To do: Answer with one number only: the count of lines below that hold the word "JSON".

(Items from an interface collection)
---

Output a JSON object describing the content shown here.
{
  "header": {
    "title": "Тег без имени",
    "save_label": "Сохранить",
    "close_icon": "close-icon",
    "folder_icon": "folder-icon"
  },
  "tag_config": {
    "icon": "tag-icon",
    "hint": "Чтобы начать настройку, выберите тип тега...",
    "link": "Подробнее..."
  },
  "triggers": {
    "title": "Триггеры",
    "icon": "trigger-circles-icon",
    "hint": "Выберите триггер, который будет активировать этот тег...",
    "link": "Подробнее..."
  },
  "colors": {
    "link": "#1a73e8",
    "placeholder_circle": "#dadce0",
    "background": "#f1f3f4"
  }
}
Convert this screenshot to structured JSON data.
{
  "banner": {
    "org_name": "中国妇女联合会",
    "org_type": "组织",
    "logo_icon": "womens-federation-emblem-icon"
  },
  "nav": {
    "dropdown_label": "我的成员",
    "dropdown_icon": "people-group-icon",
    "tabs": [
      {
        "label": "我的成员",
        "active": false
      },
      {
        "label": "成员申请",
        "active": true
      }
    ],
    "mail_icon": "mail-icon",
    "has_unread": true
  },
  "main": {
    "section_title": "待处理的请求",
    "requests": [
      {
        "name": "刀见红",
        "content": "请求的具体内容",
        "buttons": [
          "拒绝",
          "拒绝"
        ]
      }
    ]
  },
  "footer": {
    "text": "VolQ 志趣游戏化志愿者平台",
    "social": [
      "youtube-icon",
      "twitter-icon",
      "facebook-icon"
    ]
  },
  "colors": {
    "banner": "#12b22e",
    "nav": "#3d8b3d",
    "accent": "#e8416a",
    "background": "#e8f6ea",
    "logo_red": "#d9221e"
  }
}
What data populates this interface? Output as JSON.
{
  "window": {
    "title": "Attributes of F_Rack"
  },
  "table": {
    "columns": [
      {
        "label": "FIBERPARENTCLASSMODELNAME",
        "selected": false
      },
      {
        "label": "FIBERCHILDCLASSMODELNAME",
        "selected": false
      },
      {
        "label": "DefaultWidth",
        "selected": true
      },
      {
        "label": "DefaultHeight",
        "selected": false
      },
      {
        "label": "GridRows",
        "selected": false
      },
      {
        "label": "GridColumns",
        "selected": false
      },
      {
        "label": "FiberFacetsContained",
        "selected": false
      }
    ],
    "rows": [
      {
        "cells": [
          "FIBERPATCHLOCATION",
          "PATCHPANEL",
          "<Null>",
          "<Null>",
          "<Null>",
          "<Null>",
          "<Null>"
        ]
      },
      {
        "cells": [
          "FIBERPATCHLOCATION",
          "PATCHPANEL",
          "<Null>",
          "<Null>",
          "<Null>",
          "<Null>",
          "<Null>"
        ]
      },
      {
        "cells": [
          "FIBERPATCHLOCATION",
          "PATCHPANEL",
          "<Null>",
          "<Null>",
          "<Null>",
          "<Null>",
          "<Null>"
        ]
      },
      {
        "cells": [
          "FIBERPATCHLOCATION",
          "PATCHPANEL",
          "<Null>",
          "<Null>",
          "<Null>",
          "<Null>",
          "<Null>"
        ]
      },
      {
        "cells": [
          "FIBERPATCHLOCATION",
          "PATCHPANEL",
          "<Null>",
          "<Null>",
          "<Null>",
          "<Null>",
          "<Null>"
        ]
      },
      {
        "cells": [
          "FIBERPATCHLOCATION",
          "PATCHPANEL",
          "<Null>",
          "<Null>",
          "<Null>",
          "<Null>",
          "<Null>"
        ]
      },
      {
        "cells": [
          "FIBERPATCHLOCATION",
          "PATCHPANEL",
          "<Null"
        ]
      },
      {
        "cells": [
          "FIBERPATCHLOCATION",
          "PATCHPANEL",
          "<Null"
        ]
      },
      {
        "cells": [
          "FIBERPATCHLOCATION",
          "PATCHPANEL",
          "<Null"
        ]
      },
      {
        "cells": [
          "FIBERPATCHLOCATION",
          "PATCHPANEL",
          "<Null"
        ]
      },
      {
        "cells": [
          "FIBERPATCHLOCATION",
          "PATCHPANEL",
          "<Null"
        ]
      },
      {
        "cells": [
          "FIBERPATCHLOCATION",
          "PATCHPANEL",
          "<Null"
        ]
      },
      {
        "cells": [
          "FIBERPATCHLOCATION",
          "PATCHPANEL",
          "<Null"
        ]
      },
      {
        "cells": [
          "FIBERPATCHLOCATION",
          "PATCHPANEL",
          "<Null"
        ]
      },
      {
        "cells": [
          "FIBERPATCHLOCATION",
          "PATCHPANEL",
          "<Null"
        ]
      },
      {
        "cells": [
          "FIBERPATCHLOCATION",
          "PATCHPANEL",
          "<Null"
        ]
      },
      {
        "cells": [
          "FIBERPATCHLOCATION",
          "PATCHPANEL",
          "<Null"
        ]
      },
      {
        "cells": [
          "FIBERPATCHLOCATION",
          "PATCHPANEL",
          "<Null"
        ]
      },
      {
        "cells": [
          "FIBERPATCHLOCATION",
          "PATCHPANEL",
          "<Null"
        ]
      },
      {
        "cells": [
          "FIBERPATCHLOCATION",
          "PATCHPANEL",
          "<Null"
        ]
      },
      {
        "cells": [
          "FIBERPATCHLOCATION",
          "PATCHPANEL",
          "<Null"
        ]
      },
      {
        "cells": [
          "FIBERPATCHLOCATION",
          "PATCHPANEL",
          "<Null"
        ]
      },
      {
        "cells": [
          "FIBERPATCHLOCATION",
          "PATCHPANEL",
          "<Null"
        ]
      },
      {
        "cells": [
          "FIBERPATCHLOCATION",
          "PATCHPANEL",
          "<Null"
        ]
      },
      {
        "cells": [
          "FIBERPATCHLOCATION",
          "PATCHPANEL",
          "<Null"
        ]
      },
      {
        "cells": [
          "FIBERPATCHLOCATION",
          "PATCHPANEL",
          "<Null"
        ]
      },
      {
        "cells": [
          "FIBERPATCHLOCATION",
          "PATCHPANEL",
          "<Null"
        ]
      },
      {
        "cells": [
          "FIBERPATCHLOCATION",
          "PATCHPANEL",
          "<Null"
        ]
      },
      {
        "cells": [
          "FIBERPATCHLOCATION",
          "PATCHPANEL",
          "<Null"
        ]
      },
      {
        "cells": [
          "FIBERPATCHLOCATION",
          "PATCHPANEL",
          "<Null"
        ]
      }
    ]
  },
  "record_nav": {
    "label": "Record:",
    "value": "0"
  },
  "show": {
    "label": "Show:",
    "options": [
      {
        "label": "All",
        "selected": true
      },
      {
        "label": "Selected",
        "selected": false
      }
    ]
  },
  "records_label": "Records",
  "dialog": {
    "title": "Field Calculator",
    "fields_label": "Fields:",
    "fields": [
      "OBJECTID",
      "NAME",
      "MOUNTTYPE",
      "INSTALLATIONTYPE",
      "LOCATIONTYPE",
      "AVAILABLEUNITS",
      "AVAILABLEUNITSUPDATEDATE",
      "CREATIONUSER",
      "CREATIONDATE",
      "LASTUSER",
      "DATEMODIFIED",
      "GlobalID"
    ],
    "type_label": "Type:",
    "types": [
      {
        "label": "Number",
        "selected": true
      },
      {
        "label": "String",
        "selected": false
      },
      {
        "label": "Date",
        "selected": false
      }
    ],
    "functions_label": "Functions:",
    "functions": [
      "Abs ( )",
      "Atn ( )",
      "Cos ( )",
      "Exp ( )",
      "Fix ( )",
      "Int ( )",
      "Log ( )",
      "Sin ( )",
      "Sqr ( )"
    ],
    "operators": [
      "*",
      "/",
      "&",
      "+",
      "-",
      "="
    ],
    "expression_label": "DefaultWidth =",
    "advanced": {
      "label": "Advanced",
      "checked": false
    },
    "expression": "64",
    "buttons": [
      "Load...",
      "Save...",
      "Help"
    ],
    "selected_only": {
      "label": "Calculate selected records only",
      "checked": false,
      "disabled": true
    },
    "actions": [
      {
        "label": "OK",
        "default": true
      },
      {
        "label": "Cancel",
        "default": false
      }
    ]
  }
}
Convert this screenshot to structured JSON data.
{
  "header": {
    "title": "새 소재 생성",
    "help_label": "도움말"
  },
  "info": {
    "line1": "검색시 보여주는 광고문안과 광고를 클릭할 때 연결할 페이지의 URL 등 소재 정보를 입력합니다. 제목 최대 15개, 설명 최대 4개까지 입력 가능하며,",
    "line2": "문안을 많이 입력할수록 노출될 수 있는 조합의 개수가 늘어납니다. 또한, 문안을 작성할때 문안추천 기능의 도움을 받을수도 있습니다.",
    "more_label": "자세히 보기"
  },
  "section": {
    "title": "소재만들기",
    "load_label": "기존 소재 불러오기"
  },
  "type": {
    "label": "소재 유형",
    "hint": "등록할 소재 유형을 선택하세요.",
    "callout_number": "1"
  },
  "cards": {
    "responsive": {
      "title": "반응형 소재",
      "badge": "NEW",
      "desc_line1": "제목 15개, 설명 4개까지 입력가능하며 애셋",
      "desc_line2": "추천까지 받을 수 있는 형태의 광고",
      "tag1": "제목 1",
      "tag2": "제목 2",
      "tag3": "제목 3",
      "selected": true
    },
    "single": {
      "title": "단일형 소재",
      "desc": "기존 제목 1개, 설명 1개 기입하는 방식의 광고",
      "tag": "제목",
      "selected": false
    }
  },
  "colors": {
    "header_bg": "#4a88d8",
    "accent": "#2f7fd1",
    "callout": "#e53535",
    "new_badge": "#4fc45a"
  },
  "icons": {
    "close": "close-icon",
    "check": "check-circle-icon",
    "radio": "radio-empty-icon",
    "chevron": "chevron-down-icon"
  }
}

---

Answer to this problem: 4